This week the leadership of the Tigray People’s Liberation Front (TPLF) announced that forces that have been clashing with the federal government in a see-sawing military campaign were withdrawing from positions outside the boundaries of the Tigray region. The TPLF framed the decision as a step intended to catalyze meaningful negotiations with Addis Ababa. But equally, Tigrayan leaders aim to remove any obstacle to decisive international action addressing the crisis. In a letter to UN Secretary-General Antonio Guterres, they called for a no-fly zone over Tigray, arms embargoes on Ethiopia and Eritrea, a humanitarian corridor to bring relief to Tigrayans, and accountability for crimes committed over the course of the war.
Unquestionably, it makes sense to expend diplomatic energy to capitalize on an opening for a comprehensive ceasefire and real political negotiations. The conflict cannot be resolved militarily, regardless of which antagonist has the upper hand at any given time. But any optimism should be cautious, because the obstacles to peace will make progress tremendously difficult. The warring parties trust neither each other nor any of the same external parties. Federally aligned Amhara forces remain in western Tigray and insist that the borders of the Tigrayan region be redrawn. Eritrea’s agenda points away from peace and accountability. The toxic and jingoistic information environment within Ethiopia encourages grandstanding and complicates the politics of peacemaking. Finally, the simmering tensions and outright conflicts in other parts of the Ethiopian state illustrate that lasting stability will require difficult negotiations and meaningful reforms reaching far beyond Tigray.
As for the TPLF’s appeals to international institutions and actors, the United Nations has not inspired confidence to date in addressing the obvious threat to international peace and security posed by the Ethiopian crisis. While human rights organizations decry “global paralysis” in responding to Ethiopia’s conflict and the atrocities committed by all parties, some movements within diaspora communities are claiming there has been far too much Western intervention—part of imagined attempts to align with the TPLF and subjugate Ethiopia. External forces have certainly played a significant role in the conflict, but not the ones targeted by “no more” activists: military assistance in the form of drones from Turkey, the United Arab Emirates, and Iran have been a lifeline for once-beleaguered federal forces. These competing narratives confuse the policy landscape and distract from the human suffering and real geopolitical stakes of an Ethiopian implosion.

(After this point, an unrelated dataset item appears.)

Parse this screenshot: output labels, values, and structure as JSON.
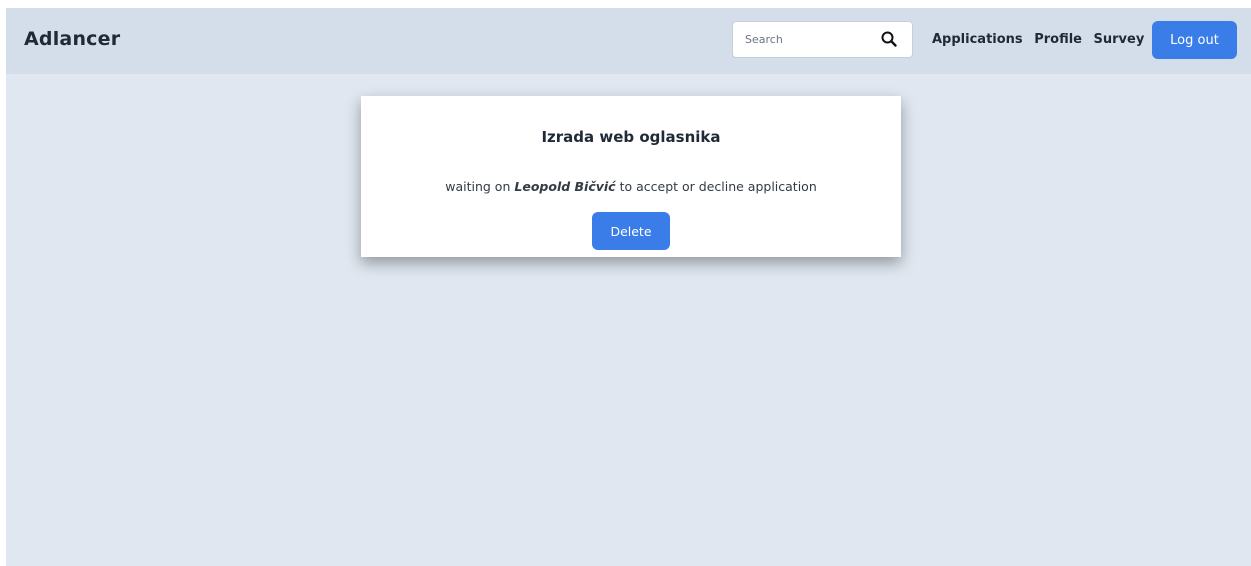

The UN Security Council’s impotence has created space that favors international opportunists that see Ethiopia’s unraveling as a chance to gain influence (and sell weapons). These actors seek to propagate a transactional, rule-free model of interstate relations in which human rights norms and international humanitarian law are utterly irrelevant. Resisting a future dominated by such forces is as worthy an exercise as trying to leverage the TPLF withdrawal into a peace process. But over one year into this conflict, it is not clear that the tools and the will to achieve those goals are sufficient to meet the challenge.